4. The mechanism of low temperature enhancement. Through targeted disruption of genes found to be upregulated with 15℃/30℃ microarrays, their roles in low temperature enhancement were analyzed. sll1566, the glucosylglycerolphosphate synthase gene showed no effect on it, while sll0629 and sll0330 showed remarkable effects on it. The role of slr1171 and desB in low temperature enhancement appeared to be wobbling.
The main conclusions of this study are as follows:
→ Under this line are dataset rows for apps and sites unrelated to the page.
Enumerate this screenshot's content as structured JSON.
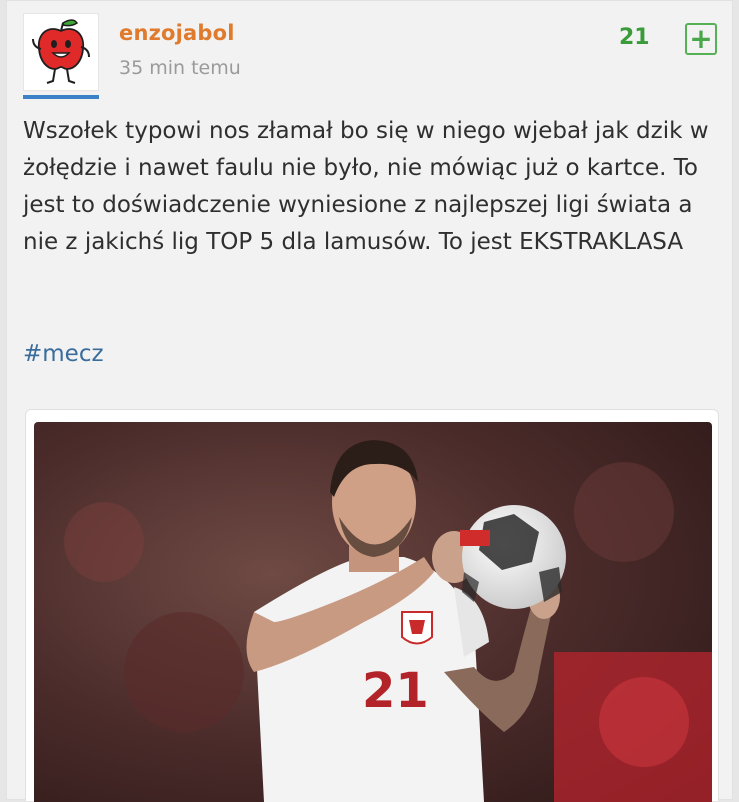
{
  "post": {
    "author": "enzojabol",
    "time": "35 min temu",
    "votes": "21",
    "plus_label": "+",
    "content": "Wszołek typowi nos złamał bo się w niego wjebał jak dzik w żołędzie i nawet faulu nie było, nie mówiąc już o kartce. To jest to doświadczenie wyniesione z najlepszej ligi świata a nie z jakichś lig TOP 5 dla lamusów. To jest EKSTRAKLASA",
    "tag": "#mecz",
    "image": {
      "shirt_number": "21"
    }
  },
  "colors": {
    "author": "#e07a2c",
    "votes": "#3a9b3a",
    "tag": "#3a6c9c",
    "avatar_accent": "#3b83c6"
  }
}
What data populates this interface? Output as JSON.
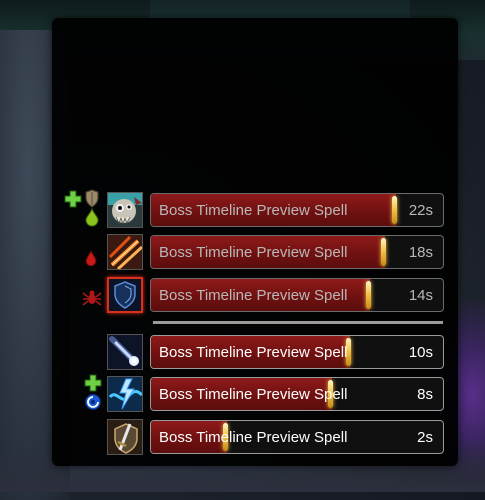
{
  "timeline": {
    "bars": [
      {
        "spell": "Boss Timeline Preview Spell",
        "time": "22s",
        "progress": 0.84,
        "active": false,
        "icon": "skull-monster-icon",
        "roles": [
          "healer-cross-icon",
          "tank-shield-icon",
          "poison-drop-icon"
        ]
      },
      {
        "spell": "Boss Timeline Preview Spell",
        "time": "18s",
        "progress": 0.8,
        "active": false,
        "icon": "claw-slash-icon",
        "roles": [
          "bleed-drop-icon"
        ]
      },
      {
        "spell": "Boss Timeline Preview Spell",
        "time": "14s",
        "progress": 0.75,
        "active": false,
        "icon": "dark-shield-icon",
        "roles": [
          "spider-icon"
        ],
        "highlighted": true
      },
      {
        "spell": "Boss Timeline Preview Spell",
        "time": "10s",
        "progress": 0.68,
        "active": true,
        "icon": "frost-comet-icon",
        "roles": []
      },
      {
        "spell": "Boss Timeline Preview Spell",
        "time": "8s",
        "progress": 0.62,
        "active": true,
        "icon": "lightning-wave-icon",
        "roles": [
          "healer-cross-icon",
          "magic-swirl-icon"
        ]
      },
      {
        "spell": "Boss Timeline Preview Spell",
        "time": "2s",
        "progress": 0.26,
        "active": true,
        "icon": "sword-shield-icon",
        "roles": []
      }
    ]
  },
  "colors": {
    "bar_fill": "#7a1212",
    "spark": "#f4c04a",
    "highlight_border": "#d9301e"
  }
}
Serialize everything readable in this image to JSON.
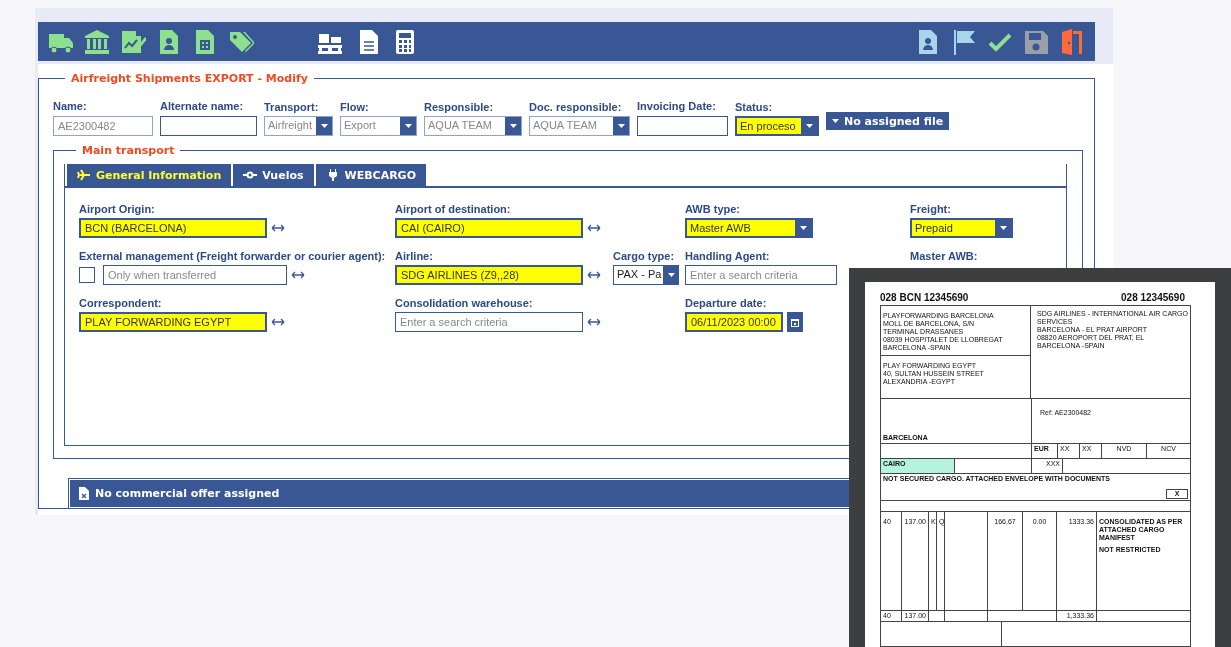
{
  "form": {
    "title": "Airfreight Shipments EXPORT - Modify",
    "header_fields": [
      {
        "kind": "input",
        "label": "Name:",
        "value": "AE2300482",
        "disabled": true,
        "required": false
      },
      {
        "kind": "input",
        "label": "Alternate name:",
        "disabled": false,
        "required": false
      },
      {
        "kind": "select",
        "label": "Transport:",
        "value": "Airfreight",
        "disabled": true,
        "required": false
      },
      {
        "kind": "select",
        "label": "Flow:",
        "value": "Export",
        "disabled": true,
        "required": false
      },
      {
        "kind": "select",
        "label": "Responsible:",
        "value": "AQUA TEAM",
        "disabled": true,
        "required": false
      },
      {
        "kind": "select",
        "label": "Doc. responsible:",
        "value": "AQUA TEAM",
        "disabled": true,
        "required": false
      },
      {
        "kind": "input",
        "label": "Invoicing Date:",
        "disabled": false,
        "required": false
      },
      {
        "kind": "select",
        "label": "Status:",
        "value": "En proceso",
        "disabled": false,
        "required": true
      },
      {
        "kind": "button",
        "text": "No assigned file"
      }
    ],
    "main_transport": {
      "title": "Main transport",
      "tabs": [
        {
          "label": "General Information",
          "selected": true
        },
        {
          "label": "Vuelos",
          "selected": false
        },
        {
          "label": "WEBCARGO",
          "selected": false
        }
      ],
      "rows": [
        {
          "cells": [
            {
              "fields": [
                {
                  "kind": "link_input",
                  "label": "Airport Origin:",
                  "value": "BCN (BARCELONA)",
                  "required": true
                }
              ]
            },
            {
              "fields": [
                {
                  "kind": "link_input",
                  "label": "Airport of destination:",
                  "value": "CAI (CAIRO)",
                  "required": true
                }
              ]
            },
            {
              "fields": [
                {
                  "kind": "select",
                  "label": "AWB type:",
                  "value": "Master AWB",
                  "required": true
                }
              ]
            },
            {
              "fields": [
                {
                  "kind": "select",
                  "label": "Freight:",
                  "value": "Prepaid",
                  "required": true
                }
              ]
            }
          ]
        },
        {
          "cells": [
            {
              "fields": [
                {
                  "kind": "check_input",
                  "label": "External management (Freight forwarder or courier agent):",
                  "placeholder": "Only when transferred",
                  "checked": false,
                  "required": false
                }
              ]
            },
            {
              "fields": [
                {
                  "kind": "link_input",
                  "label": "Airline:",
                  "value": "SDG AIRLINES (Z9,,28)",
                  "required": true
                },
                {
                  "kind": "select",
                  "label": "Cargo type:",
                  "value": "PAX - Pa",
                  "required": false
                }
              ]
            },
            {
              "fields": [
                {
                  "kind": "input",
                  "label": "Handling Agent:",
                  "placeholder": "Enter a search criteria",
                  "required": false
                }
              ]
            },
            {
              "fields": [
                {
                  "kind": "label",
                  "label": "Master AWB:"
                }
              ]
            }
          ]
        },
        {
          "cells": [
            {
              "fields": [
                {
                  "kind": "link_input",
                  "label": "Correspondent:",
                  "value": "PLAY FORWARDING EGYPT",
                  "required": true
                }
              ]
            },
            {
              "fields": [
                {
                  "kind": "link_input",
                  "label": "Consolidation warehouse:",
                  "placeholder": "Enter a search criteria",
                  "required": false
                }
              ]
            },
            {
              "fields": [
                {
                  "kind": "date",
                  "label": "Departure date:",
                  "value": "06/11/2023 00:00",
                  "required": true
                }
              ]
            }
          ]
        }
      ]
    },
    "commercial_offer": "No commercial offer assigned"
  },
  "awb_document": {
    "number_left": "028 BCN  12345690",
    "number_right": "028  12345690",
    "shipper": [
      "PLAYFORWARDING BARCELONA",
      "MOLL DE BARCELONA, S/N",
      "TERMINAL DRASSANES",
      "08039 HOSPITALET DE LLOBREGAT",
      "BARCELONA -SPAIN"
    ],
    "consignee": [
      "PLAY FORWARDING EGYPT",
      "40, SULTAN HUSSEIN STREET",
      "ALEXANDRIA -EGYPT"
    ],
    "carrier": [
      "SDG AIRLINES - INTERNATIONAL AIR CARGO",
      "SERVICES",
      "BARCELONA - EL PRAT AIRPORT",
      "08820 AEROPORT DEL PRAT, EL",
      "BARCELONA -SPAIN"
    ],
    "reference": "Ref: AE2300482",
    "departure": "BARCELONA",
    "currency": "EUR",
    "charge_codes": [
      "XX",
      "XX"
    ],
    "declared_carriage": "NVD",
    "declared_customs": "NCV",
    "destination": "CAIRO",
    "insurance": "XXX",
    "handling_info": "NOT SECURED CARGO. ATTACHED ENVELOPE WITH DOCUMENTS",
    "sci": "X",
    "rate_line": {
      "pieces": "40",
      "gross_weight": "137.00",
      "unit": "K",
      "rate_class": "Q",
      "chargeable_rate": "166.67",
      "charge": "0.00",
      "total": "1333.36",
      "goods": [
        "CONSOLIDATED AS PER ATTACHED CARGO MANIFEST",
        "NOT RESTRICTED"
      ]
    },
    "totals": {
      "pieces": "40",
      "gross_weight": "137.00",
      "total": "1,333.36"
    }
  }
}
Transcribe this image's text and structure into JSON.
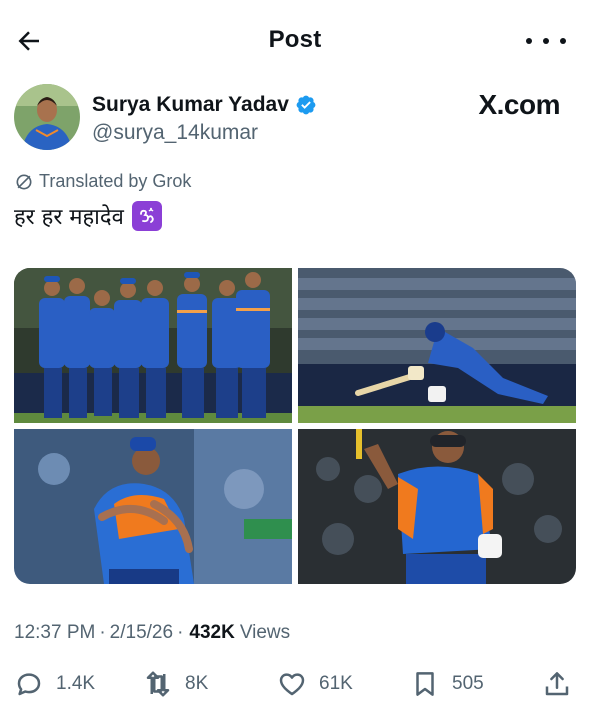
{
  "header": {
    "title": "Post"
  },
  "author": {
    "name": "Surya Kumar Yadav",
    "handle": "@surya_14kumar",
    "verified": true
  },
  "source_watermark": "X.com",
  "translation": {
    "label": "Translated by Grok"
  },
  "post": {
    "text": "हर हर महादेव",
    "emoji_icon": "om-symbol-icon"
  },
  "media": {
    "count": 4
  },
  "meta": {
    "time": "12:37 PM",
    "date": "2/15/26",
    "separator": "·",
    "views_count": "432K",
    "views_label": "Views"
  },
  "actions": {
    "replies": "1.4K",
    "reposts": "8K",
    "likes": "61K",
    "bookmarks": "505"
  },
  "colors": {
    "text": "#0f1419",
    "secondary": "#536471",
    "verified": "#1d9bf0",
    "om_badge": "#8b3fd6",
    "jersey": "#1f5fbf"
  }
}
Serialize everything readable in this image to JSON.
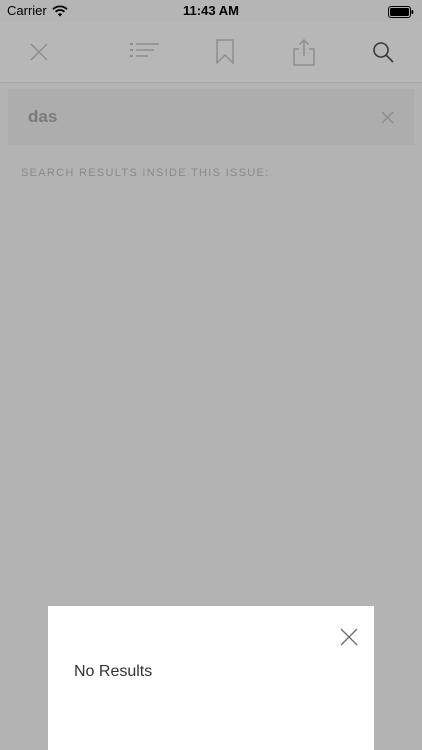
{
  "status_bar": {
    "carrier": "Carrier",
    "time": "11:43 AM",
    "icons": [
      "wifi-icon",
      "battery-icon"
    ]
  },
  "toolbar": {
    "buttons": [
      {
        "name": "close",
        "icon": "close-icon"
      },
      {
        "name": "table-of-contents",
        "icon": "list-icon"
      },
      {
        "name": "bookmark",
        "icon": "bookmark-icon"
      },
      {
        "name": "share",
        "icon": "share-icon"
      },
      {
        "name": "search",
        "icon": "search-icon"
      }
    ]
  },
  "search": {
    "query": "das",
    "clear_icon": "close-icon"
  },
  "results": {
    "heading": "SEARCH RESULTS INSIDE THIS ISSUE:"
  },
  "modal": {
    "message": "No Results",
    "close_icon": "close-icon"
  },
  "colors": {
    "overlay": "#b3b3b3",
    "toolbar_icon": "#8e8e8e",
    "search_icon": "#3a3a3a",
    "modal_bg": "#ffffff"
  }
}
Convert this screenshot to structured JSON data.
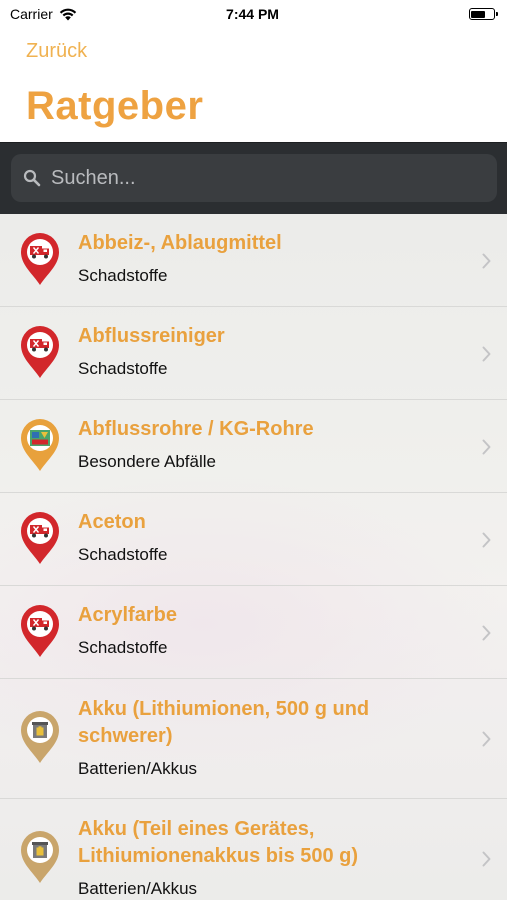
{
  "status_bar": {
    "carrier": "Carrier",
    "time": "7:44 PM"
  },
  "nav": {
    "back_label": "Zurück",
    "title": "Ratgeber"
  },
  "search": {
    "placeholder": "Suchen..."
  },
  "colors": {
    "accent": "#eea241",
    "pin_red": "#d2272b",
    "pin_orange": "#e8a13c",
    "pin_tan": "#c9a56b"
  },
  "items": [
    {
      "title_lines": [
        "Abbeiz-, Ablaugmittel"
      ],
      "subtitle": "Schadstoffe",
      "icon": "hazardous-truck-pin-icon"
    },
    {
      "title_lines": [
        "Abflussreiniger"
      ],
      "subtitle": "Schadstoffe",
      "icon": "hazardous-truck-pin-icon"
    },
    {
      "title_lines": [
        "Abflussrohre / KG-Rohre"
      ],
      "subtitle": "Besondere Abfälle",
      "icon": "special-waste-pin-icon"
    },
    {
      "title_lines": [
        "Aceton"
      ],
      "subtitle": "Schadstoffe",
      "icon": "hazardous-truck-pin-icon"
    },
    {
      "title_lines": [
        "Acrylfarbe"
      ],
      "subtitle": "Schadstoffe",
      "icon": "hazardous-truck-pin-icon"
    },
    {
      "title_lines": [
        "Akku (Lithiumionen, 500 g und",
        "schwerer)"
      ],
      "subtitle": "Batterien/Akkus",
      "icon": "battery-bin-pin-icon"
    },
    {
      "title_lines": [
        "Akku (Teil eines Gerätes,",
        "Lithiumionenakkus bis 500 g)"
      ],
      "subtitle": "Batterien/Akkus",
      "icon": "battery-bin-pin-icon"
    }
  ]
}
1. Exposure of cells grown at 30℃ to 5℃ with light of 100μE.m-2.s-1 caused decrease in viability of Synechocystis sp. PCC6803, growth at 15℃ before transfer to 5℃ could basically eliminate the effect of chilling under light. To this phenomenon, the author proposes the name ‘low temperature enhancement’.
2. By insertion mutagenesis of Synechocystis sp. PCC6803, chill and light-sensitive mutants were obtained; genes involved in cold adaptation were identified, including sll1242 and desD. Low temperature enhancement could more or less restore the tolerance of these mutants to chill and light conditions.
3. This study proposed a method to evaluate the role of single gene in the low temperature enhancement and directly showed the effects of sll0330, sll0629 and other genes on it.|